DATA TO USE section start
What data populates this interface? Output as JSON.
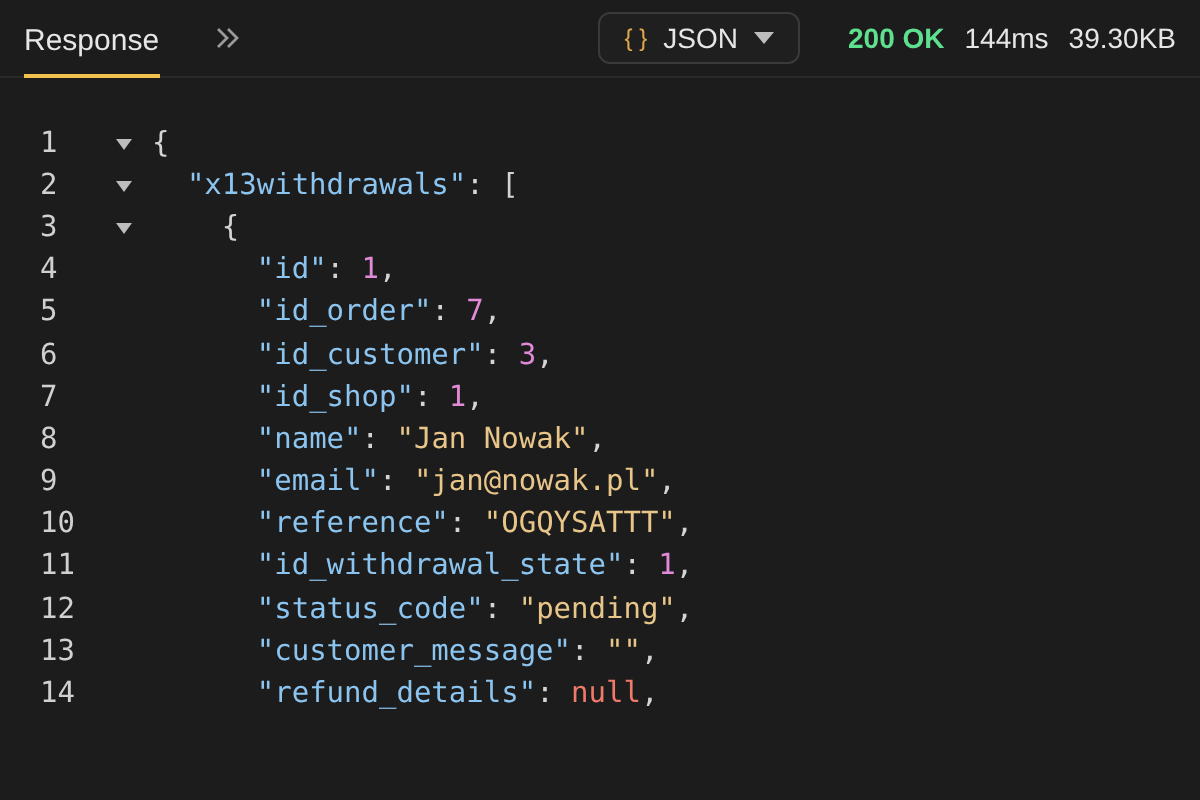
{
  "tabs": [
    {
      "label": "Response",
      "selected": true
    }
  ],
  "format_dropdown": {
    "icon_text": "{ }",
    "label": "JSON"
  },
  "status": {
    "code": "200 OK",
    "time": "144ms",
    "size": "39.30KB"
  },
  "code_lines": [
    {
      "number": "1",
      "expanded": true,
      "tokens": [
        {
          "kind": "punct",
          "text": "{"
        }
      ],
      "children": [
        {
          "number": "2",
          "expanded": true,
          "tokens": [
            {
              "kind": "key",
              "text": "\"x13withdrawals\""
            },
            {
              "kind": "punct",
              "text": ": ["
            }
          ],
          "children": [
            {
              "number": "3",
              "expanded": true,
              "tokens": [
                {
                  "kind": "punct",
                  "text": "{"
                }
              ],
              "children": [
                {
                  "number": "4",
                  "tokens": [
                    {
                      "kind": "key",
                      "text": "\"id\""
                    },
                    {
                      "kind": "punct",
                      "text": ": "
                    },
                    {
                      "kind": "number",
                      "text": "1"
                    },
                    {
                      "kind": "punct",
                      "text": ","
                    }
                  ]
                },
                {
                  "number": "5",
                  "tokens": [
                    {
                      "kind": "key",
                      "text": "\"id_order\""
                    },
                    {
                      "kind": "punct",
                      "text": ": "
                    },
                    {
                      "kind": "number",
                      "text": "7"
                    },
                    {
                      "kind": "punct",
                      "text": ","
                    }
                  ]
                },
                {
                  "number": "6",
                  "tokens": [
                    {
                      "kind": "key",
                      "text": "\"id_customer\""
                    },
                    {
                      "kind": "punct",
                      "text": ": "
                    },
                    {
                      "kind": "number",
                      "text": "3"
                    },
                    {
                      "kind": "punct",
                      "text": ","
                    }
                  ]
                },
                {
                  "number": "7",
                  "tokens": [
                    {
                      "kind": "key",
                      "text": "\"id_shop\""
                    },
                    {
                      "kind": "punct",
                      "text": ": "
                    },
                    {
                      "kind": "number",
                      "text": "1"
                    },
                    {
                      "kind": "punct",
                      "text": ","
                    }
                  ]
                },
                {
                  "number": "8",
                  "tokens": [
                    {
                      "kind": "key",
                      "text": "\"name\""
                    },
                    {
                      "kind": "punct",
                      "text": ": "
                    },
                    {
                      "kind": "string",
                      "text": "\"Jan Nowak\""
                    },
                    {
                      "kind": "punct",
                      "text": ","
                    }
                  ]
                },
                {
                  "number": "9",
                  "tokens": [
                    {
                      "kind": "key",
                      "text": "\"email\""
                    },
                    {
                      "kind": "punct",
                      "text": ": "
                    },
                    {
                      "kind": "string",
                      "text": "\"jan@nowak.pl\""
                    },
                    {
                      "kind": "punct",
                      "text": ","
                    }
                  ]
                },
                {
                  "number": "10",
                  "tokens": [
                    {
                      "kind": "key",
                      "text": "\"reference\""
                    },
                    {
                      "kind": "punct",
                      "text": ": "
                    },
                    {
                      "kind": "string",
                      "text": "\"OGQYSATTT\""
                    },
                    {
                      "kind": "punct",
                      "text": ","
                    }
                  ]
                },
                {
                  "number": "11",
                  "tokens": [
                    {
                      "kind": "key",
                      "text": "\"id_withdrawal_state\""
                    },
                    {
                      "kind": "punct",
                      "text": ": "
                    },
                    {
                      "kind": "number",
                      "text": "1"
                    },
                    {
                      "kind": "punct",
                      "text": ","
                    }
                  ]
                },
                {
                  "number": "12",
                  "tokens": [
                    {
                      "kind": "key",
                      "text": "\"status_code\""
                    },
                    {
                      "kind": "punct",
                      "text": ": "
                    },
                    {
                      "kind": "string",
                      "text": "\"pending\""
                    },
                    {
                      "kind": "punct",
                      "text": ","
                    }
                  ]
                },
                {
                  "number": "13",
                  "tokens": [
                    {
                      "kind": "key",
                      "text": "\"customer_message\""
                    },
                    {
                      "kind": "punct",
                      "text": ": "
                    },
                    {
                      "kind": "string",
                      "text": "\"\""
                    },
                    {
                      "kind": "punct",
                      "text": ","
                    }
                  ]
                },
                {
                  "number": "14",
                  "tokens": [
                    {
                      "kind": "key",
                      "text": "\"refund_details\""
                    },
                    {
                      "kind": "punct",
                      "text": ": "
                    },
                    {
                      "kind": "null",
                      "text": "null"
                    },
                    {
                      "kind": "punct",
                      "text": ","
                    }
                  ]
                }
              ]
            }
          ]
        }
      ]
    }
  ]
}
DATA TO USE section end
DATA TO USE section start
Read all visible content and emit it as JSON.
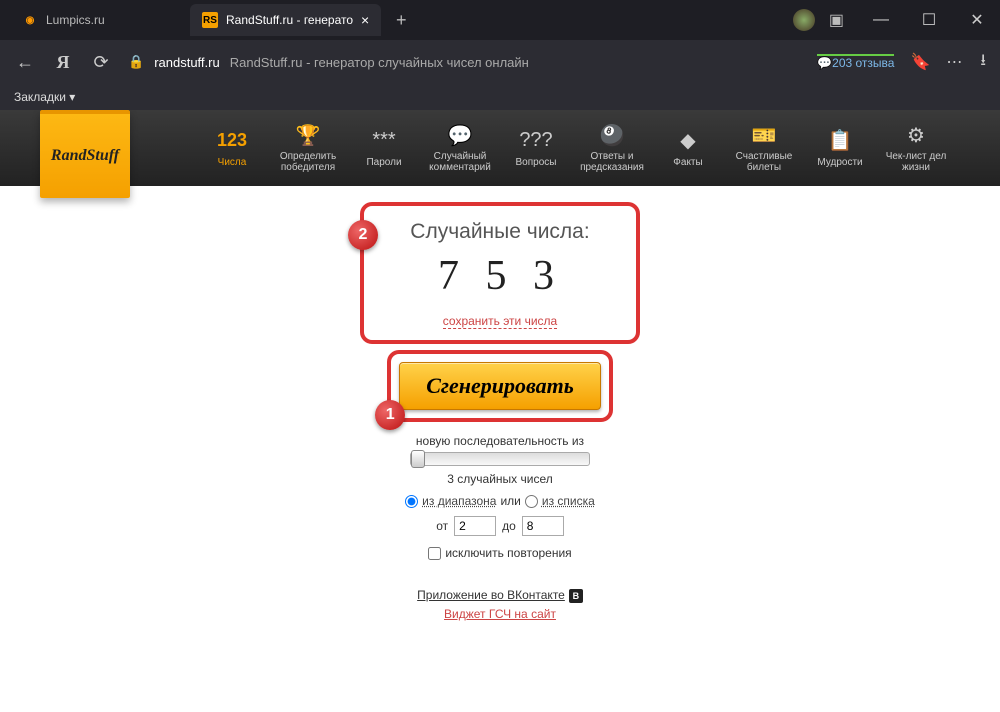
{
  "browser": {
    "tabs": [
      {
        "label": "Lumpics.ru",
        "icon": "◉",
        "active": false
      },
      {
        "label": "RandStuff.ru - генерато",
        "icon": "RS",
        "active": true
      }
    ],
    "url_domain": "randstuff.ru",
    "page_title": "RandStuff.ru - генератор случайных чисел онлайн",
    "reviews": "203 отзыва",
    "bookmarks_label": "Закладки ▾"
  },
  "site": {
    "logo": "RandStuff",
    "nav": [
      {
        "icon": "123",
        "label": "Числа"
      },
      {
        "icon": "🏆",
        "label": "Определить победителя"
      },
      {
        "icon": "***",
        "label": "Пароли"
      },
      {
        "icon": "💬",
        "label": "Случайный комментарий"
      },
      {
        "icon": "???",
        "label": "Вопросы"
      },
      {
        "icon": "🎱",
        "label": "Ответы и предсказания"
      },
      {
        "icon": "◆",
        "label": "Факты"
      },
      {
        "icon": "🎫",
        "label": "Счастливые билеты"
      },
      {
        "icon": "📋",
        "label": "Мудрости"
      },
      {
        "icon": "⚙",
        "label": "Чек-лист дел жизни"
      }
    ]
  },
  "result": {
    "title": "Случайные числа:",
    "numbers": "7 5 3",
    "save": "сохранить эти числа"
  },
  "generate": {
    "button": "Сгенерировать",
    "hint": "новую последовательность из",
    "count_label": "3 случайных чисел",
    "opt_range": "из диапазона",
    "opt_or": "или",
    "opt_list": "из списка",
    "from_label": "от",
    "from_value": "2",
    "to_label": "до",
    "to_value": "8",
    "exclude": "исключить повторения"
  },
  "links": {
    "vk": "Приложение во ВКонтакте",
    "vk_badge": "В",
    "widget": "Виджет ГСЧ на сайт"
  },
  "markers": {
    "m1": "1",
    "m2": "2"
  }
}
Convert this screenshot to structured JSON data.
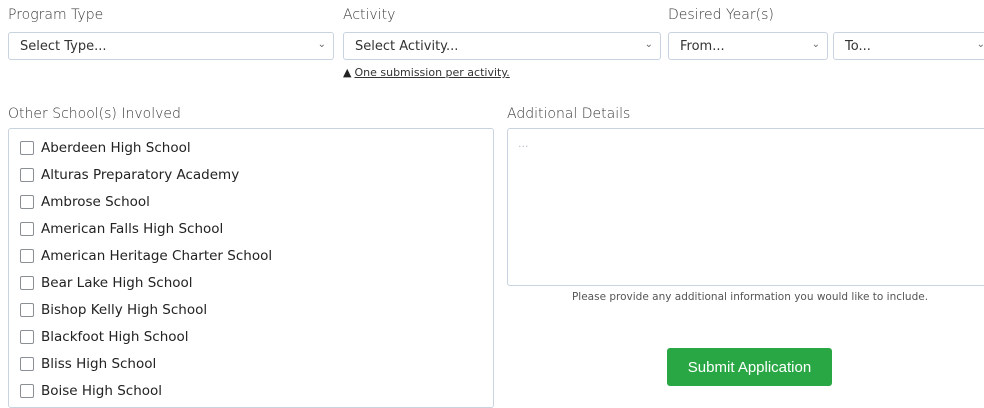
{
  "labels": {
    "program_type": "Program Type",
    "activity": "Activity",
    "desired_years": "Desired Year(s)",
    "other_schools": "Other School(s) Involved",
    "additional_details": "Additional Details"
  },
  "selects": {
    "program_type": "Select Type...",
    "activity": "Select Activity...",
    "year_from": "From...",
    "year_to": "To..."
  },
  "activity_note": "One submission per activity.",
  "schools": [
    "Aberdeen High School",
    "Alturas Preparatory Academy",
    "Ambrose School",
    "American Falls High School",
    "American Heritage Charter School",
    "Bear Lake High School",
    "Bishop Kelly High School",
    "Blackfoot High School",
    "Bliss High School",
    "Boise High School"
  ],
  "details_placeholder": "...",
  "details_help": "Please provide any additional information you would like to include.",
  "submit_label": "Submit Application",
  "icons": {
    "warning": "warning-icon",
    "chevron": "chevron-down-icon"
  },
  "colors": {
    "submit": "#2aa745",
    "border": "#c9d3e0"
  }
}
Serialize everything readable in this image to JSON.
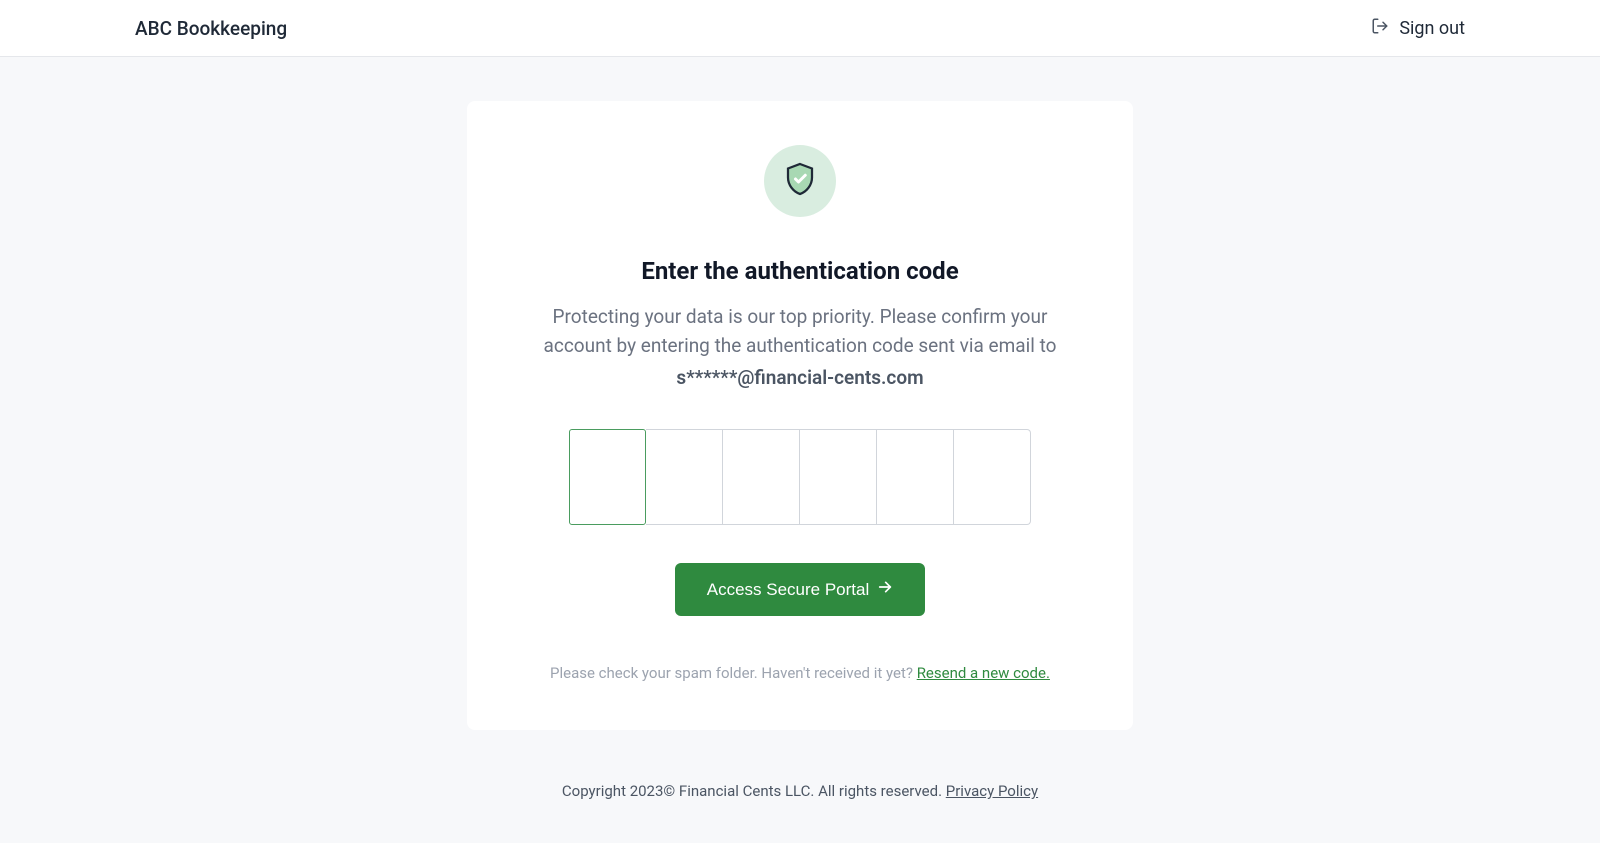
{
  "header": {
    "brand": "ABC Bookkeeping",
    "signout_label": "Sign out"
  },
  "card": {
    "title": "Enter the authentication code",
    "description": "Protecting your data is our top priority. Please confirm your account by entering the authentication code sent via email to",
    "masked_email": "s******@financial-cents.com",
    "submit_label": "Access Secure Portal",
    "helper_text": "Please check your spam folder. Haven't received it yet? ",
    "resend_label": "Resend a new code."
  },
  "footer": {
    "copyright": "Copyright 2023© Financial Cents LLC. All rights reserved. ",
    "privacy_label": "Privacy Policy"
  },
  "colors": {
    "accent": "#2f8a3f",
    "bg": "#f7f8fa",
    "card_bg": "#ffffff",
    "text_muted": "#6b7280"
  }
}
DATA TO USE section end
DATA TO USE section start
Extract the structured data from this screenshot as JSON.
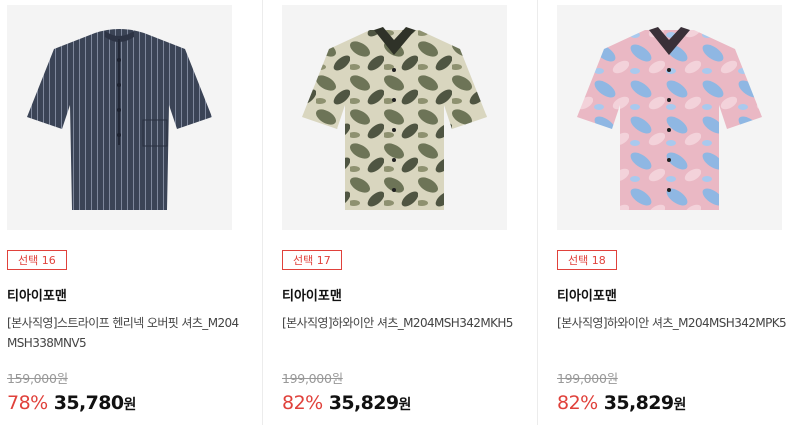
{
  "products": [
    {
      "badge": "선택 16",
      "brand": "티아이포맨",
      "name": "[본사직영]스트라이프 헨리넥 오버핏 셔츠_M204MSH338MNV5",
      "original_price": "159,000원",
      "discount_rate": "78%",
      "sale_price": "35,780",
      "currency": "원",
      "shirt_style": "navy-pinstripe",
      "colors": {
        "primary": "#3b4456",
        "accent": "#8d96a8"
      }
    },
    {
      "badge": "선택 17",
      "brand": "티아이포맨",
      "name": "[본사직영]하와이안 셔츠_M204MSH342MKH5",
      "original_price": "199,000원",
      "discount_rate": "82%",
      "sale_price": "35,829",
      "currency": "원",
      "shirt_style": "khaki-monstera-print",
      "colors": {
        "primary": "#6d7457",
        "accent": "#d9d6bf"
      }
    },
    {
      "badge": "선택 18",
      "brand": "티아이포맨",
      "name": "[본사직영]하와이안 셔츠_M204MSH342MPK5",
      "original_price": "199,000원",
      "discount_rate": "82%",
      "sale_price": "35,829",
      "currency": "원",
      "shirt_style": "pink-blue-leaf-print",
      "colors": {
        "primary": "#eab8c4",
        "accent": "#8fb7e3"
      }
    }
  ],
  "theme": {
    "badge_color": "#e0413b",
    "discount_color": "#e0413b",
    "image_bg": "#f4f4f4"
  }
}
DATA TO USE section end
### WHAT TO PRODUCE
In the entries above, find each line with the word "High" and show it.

### TASK SOLUTION
    "Aberdeen High School",
    "American Falls High School",
    "Bear Lake High School",
    "Bishop Kelly High School",
    "Blackfoot High School",
    "Bliss High School",
    "Boise High School"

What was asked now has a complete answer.